• [Given information]
※

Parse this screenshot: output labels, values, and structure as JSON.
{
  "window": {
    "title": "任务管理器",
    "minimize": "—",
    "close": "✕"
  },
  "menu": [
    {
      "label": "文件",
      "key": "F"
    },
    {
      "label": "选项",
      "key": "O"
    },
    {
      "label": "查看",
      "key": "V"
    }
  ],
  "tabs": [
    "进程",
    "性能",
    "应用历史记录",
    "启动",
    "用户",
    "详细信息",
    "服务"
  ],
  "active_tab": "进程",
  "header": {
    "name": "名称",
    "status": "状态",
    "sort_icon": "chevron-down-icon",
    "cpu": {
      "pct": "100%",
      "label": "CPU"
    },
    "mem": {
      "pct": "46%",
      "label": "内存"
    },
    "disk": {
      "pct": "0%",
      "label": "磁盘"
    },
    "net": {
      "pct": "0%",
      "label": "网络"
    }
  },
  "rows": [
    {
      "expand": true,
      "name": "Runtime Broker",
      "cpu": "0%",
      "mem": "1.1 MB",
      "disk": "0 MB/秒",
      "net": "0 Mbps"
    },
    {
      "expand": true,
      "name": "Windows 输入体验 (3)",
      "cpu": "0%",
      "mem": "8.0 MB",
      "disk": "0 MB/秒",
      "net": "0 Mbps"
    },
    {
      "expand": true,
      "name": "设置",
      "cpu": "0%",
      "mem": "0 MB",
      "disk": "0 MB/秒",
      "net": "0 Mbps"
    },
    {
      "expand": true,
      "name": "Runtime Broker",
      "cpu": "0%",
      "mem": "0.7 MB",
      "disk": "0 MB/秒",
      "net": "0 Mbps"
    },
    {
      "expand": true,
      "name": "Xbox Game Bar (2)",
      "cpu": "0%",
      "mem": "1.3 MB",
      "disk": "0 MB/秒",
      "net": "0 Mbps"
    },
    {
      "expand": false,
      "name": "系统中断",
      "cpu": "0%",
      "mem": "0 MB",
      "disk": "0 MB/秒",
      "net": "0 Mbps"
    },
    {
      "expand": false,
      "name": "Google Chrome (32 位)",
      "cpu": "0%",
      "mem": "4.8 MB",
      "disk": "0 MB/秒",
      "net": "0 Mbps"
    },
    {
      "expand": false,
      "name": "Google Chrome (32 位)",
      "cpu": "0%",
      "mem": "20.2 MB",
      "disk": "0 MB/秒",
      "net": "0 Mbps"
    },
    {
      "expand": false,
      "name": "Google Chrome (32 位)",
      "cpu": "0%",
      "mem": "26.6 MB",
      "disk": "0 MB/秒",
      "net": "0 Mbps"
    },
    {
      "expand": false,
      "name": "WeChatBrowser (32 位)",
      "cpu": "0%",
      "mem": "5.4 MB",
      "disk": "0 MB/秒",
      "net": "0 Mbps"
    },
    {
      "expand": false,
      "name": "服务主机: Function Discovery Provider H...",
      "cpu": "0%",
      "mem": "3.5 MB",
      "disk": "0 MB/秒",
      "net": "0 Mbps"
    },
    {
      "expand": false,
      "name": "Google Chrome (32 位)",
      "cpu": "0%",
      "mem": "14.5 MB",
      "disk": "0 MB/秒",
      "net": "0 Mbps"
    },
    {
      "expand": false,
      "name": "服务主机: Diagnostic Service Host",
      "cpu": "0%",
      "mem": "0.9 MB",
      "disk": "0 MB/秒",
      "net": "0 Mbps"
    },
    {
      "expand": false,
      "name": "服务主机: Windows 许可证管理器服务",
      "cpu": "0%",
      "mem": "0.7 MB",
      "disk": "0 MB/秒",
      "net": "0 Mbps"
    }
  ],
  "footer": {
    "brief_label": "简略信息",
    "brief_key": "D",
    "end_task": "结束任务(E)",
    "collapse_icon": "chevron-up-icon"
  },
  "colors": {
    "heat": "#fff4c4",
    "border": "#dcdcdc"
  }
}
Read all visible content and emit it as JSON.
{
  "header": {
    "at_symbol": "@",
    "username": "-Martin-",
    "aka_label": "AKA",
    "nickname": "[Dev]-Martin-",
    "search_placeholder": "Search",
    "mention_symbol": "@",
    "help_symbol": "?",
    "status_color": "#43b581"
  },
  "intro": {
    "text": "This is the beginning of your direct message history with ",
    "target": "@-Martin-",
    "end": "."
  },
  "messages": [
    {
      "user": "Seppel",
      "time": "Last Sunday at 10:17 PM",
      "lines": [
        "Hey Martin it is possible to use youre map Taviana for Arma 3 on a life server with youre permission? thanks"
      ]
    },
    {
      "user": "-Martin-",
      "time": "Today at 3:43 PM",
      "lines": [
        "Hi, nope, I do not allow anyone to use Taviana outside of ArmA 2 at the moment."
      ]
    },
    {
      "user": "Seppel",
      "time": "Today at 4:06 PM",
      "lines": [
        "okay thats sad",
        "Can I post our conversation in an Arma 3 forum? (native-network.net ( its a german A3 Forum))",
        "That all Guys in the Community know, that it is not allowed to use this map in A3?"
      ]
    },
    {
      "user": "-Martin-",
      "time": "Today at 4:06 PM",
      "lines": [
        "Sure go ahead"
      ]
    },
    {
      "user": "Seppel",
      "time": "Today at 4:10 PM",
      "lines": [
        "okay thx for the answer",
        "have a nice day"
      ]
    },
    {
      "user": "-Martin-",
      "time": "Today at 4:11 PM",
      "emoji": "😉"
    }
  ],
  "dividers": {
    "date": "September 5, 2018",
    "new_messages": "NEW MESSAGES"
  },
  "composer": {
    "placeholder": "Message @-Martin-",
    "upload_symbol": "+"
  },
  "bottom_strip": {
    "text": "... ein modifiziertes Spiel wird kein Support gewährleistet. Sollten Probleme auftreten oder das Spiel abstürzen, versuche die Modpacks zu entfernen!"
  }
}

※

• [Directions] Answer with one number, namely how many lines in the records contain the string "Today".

• [Output of the exercise] 5